A world-famous dinosaur exhibit, housed in a museum so old it's something of a dinosaur itself, is getting a monstrous new home.
When the work is complete, Jurassic and other dinosaur skeletons at the Carnegie Museum of Natural History in Pittsburgh, Pennsylvania, will tower, crouch or menace in settings like those in which they actually lived millions of years ago.
Dinosaurs at a Pittsburgh museum are being taken apart bone by bone.
(Keith Srakocic -- AP)
The museum has the third- largest collection of dinosaur fossils in the world, but lacks the space to show them properly. Its Dinosaur Hall displays 15 skeletons -- including the first T. rex ever found -- in space originally built for one. The expansion will triple the exhibit area, allowing the dinosaurs to be shown in natural, active poses.
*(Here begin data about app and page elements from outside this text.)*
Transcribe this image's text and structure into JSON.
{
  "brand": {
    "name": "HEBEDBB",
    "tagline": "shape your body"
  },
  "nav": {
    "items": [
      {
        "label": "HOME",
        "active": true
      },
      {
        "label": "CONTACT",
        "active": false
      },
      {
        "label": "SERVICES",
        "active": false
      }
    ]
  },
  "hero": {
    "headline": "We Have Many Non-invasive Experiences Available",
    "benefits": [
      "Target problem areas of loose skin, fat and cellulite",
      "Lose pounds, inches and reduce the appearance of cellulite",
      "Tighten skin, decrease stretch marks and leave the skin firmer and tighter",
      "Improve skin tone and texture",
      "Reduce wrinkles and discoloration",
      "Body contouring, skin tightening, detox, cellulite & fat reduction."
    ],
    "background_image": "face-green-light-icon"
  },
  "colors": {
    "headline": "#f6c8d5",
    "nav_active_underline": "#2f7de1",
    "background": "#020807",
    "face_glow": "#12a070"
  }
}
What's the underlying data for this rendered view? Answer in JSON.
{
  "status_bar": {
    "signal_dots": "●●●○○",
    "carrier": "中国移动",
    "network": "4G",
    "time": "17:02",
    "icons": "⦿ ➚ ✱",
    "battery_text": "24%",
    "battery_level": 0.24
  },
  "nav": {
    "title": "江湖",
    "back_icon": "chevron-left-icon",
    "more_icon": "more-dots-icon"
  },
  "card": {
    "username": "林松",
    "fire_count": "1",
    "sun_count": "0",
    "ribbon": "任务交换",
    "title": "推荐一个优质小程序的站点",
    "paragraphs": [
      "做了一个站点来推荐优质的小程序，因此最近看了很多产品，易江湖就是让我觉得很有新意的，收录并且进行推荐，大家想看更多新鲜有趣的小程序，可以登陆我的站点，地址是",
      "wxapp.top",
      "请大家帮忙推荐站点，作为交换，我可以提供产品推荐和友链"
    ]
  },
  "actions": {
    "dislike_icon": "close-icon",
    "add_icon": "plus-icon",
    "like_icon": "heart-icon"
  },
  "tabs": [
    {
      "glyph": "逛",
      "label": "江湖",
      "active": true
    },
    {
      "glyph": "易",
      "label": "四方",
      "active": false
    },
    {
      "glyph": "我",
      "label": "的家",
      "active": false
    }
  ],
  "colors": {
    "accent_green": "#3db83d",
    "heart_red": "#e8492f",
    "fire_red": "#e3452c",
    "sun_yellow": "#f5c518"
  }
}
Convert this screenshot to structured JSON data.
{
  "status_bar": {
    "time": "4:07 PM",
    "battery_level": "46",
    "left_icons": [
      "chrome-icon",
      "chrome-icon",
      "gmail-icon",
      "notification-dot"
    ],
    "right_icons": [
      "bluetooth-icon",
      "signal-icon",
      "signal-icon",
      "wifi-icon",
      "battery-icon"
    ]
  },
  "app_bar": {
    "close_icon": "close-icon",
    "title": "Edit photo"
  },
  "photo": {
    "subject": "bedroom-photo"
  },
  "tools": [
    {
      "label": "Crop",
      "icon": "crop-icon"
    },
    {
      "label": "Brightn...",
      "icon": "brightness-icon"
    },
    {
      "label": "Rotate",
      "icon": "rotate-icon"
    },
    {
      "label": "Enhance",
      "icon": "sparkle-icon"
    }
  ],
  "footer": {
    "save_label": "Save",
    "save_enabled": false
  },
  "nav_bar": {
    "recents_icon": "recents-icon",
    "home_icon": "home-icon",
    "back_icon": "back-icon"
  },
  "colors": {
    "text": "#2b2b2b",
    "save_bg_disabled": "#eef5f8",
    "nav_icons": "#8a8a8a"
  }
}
Some of the skeletons are being taken apart bone by bone, as the public watches. They will be reassembled to reflect current knowledge of how dinosaurs looked and lived. For instance, scientists now believe that sauropods didn't drag their tails through the swamps.
The museum will remain open during construction, giving visitors a rare chance to see dinosaur skeletons being taken apart and put back together. The new exhibit, Dinosaurs in Their World, will open in 2007, the building's 100th anniversary.
To read more, visit www.carnegiemnh.org.